Each record below needs to be set down again exactly.

*** Opening Dataset records ***

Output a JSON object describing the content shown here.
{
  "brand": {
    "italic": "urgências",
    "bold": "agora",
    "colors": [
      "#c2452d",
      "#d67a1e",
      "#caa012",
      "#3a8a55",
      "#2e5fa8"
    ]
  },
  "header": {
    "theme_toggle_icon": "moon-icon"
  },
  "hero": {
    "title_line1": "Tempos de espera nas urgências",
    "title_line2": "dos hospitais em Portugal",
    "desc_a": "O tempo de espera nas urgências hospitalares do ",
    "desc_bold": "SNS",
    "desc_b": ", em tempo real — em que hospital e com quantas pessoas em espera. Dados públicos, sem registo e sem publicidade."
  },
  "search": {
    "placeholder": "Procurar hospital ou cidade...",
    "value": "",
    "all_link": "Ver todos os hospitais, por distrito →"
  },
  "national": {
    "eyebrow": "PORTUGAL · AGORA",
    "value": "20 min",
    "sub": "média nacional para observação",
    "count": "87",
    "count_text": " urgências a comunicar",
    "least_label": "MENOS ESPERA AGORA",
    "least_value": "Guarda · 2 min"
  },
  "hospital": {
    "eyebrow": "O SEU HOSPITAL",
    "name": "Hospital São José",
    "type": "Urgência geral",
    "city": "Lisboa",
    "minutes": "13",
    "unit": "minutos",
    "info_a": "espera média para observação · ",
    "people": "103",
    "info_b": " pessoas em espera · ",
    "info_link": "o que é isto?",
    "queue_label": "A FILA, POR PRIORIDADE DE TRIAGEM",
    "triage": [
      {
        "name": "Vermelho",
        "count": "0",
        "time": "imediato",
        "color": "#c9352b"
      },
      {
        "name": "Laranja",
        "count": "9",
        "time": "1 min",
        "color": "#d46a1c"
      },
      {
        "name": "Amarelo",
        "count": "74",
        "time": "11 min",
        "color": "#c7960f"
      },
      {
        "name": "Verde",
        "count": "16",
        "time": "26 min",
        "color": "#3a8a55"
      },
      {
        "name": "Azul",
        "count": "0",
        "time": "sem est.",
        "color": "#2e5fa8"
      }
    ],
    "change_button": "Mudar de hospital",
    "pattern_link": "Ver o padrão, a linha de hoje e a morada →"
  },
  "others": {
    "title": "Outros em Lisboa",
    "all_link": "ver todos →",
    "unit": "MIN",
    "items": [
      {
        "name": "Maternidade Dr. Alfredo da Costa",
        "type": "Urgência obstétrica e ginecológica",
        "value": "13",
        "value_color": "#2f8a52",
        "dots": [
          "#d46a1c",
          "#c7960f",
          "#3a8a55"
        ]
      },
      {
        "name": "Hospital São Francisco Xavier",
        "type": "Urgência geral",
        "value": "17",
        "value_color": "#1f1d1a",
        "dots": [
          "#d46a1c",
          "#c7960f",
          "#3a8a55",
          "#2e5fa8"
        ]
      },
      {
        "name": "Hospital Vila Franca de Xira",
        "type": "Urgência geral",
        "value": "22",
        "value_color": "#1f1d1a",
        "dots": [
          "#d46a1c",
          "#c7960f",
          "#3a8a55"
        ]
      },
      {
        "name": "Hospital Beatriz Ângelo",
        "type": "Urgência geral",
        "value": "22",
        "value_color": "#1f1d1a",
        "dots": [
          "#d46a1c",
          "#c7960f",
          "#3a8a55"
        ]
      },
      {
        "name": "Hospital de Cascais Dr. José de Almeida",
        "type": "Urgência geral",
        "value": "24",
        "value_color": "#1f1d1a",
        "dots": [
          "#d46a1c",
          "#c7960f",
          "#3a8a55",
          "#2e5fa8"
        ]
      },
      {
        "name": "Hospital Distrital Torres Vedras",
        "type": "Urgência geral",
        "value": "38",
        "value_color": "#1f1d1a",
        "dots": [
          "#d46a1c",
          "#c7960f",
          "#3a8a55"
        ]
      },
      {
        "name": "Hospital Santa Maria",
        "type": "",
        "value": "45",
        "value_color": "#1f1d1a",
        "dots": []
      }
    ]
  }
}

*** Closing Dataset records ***

* [Completed task]:
Output a JSON object describing the content shown here.
{
  "brand": {
    "italic": "urgências",
    "bold": "agora",
    "colors": [
      "#c2452d",
      "#d67a1e",
      "#caa012",
      "#3a8a55",
      "#2e5fa8"
    ]
  },
  "header": {
    "theme_toggle_icon": "moon-icon"
  },
  "hero": {
    "title_line1": "Tempos de espera nas urgências",
    "title_line2": "dos hospitais em Portugal",
    "desc_a": "O tempo de espera nas urgências hospitalares do ",
    "desc_bold": "SNS",
    "desc_b": ", em tempo real — em que hospital e com quantas pessoas em espera. Dados públicos, sem registo e sem publicidade."
  },
  "search": {
    "placeholder": "Procurar hospital ou cidade...",
    "value": "",
    "all_link": "Ver todos os hospitais, por distrito →"
  },
  "national": {
    "eyebrow": "PORTUGAL · AGORA",
    "value": "20 min",
    "sub": "média nacional para observação",
    "count": "87",
    "count_text": " urgências a comunicar",
    "least_label": "MENOS ESPERA AGORA",
    "least_value": "Guarda · 2 min"
  },
  "hospital": {
    "eyebrow": "O SEU HOSPITAL",
    "name": "Hospital São José",
    "type": "Urgência geral",
    "city": "Lisboa",
    "minutes": "13",
    "unit": "minutos",
    "info_a": "espera média para observação · ",
    "people": "103",
    "info_b": " pessoas em espera · ",
    "info_link": "o que é isto?",
    "queue_label": "A FILA, POR PRIORIDADE DE TRIAGEM",
    "triage": [
      {
        "name": "Vermelho",
        "count": "0",
        "time": "imediato",
        "color": "#c9352b"
      },
      {
        "name": "Laranja",
        "count": "9",
        "time": "1 min",
        "color": "#d46a1c"
      },
      {
        "name": "Amarelo",
        "count": "74",
        "time": "11 min",
        "color": "#c7960f"
      },
      {
        "name": "Verde",
        "count": "16",
        "time": "26 min",
        "color": "#3a8a55"
      },
      {
        "name": "Azul",
        "count": "0",
        "time": "sem est.",
        "color": "#2e5fa8"
      }
    ],
    "change_button": "Mudar de hospital",
    "pattern_link": "Ver o padrão, a linha de hoje e a morada →"
  },
  "others": {
    "title": "Outros em Lisboa",
    "all_link": "ver todos →",
    "unit": "MIN",
    "items": [
      {
        "name": "Maternidade Dr. Alfredo da Costa",
        "type": "Urgência obstétrica e ginecológica",
        "value": "13",
        "value_color": "#2f8a52",
        "dots": [
          "#d46a1c",
          "#c7960f",
          "#3a8a55"
        ]
      },
      {
        "name": "Hospital São Francisco Xavier",
        "type": "Urgência geral",
        "value": "17",
        "value_color": "#1f1d1a",
        "dots": [
          "#d46a1c",
          "#c7960f",
          "#3a8a55",
          "#2e5fa8"
        ]
      },
      {
        "name": "Hospital Vila Franca de Xira",
        "type": "Urgência geral",
        "value": "22",
        "value_color": "#1f1d1a",
        "dots": [
          "#d46a1c",
          "#c7960f",
          "#3a8a55"
        ]
      },
      {
        "name": "Hospital Beatriz Ângelo",
        "type": "Urgência geral",
        "value": "22",
        "value_color": "#1f1d1a",
        "dots": [
          "#d46a1c",
          "#c7960f",
          "#3a8a55"
        ]
      },
      {
        "name": "Hospital de Cascais Dr. José de Almeida",
        "type": "Urgência geral",
        "value": "24",
        "value_color": "#1f1d1a",
        "dots": [
          "#d46a1c",
          "#c7960f",
          "#3a8a55",
          "#2e5fa8"
        ]
      },
      {
        "name": "Hospital Distrital Torres Vedras",
        "type": "Urgência geral",
        "value": "38",
        "value_color": "#1f1d1a",
        "dots": [
          "#d46a1c",
          "#c7960f",
          "#3a8a55"
        ]
      },
      {
        "name": "Hospital Santa Maria",
        "type": "",
        "value": "45",
        "value_color": "#1f1d1a",
        "dots": []
      }
    ]
  }
}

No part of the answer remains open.